Stored dataset items
################

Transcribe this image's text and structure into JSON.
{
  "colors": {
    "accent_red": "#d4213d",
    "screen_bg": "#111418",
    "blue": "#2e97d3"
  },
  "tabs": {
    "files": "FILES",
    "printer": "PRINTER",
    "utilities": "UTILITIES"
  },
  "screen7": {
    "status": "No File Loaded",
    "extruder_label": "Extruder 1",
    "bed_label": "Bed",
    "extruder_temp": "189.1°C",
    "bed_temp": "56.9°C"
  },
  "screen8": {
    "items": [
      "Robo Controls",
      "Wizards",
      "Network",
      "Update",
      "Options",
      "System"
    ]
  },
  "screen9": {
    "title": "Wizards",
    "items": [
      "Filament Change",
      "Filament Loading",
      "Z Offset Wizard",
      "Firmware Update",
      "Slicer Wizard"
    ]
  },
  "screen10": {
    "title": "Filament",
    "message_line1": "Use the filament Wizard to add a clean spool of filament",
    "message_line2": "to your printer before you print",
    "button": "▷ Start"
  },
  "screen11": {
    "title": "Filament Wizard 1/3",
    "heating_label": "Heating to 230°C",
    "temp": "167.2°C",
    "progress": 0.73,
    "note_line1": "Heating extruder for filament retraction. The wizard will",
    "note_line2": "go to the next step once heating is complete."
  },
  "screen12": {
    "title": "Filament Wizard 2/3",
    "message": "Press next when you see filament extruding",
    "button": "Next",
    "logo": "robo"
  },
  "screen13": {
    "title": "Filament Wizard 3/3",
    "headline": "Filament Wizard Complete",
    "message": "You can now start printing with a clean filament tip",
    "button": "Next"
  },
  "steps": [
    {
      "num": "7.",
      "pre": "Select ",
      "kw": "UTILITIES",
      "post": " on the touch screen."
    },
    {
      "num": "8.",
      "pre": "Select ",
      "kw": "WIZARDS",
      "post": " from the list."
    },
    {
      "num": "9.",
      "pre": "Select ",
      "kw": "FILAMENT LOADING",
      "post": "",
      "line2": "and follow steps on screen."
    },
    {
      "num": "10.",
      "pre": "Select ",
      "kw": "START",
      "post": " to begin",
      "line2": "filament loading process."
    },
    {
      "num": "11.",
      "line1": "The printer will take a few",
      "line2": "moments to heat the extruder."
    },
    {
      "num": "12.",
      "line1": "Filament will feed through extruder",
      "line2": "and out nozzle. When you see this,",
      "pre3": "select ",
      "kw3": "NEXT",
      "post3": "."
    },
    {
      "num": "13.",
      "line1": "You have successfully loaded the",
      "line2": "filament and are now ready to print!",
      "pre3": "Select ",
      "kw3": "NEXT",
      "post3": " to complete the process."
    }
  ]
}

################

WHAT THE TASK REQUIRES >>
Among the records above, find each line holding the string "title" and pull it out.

ANSWER SPACE >>
    "title": "Wizards",
    "title": "Filament",
    "title": "Filament Wizard 1/3",
    "title": "Filament Wizard 2/3",
    "title": "Filament Wizard 3/3",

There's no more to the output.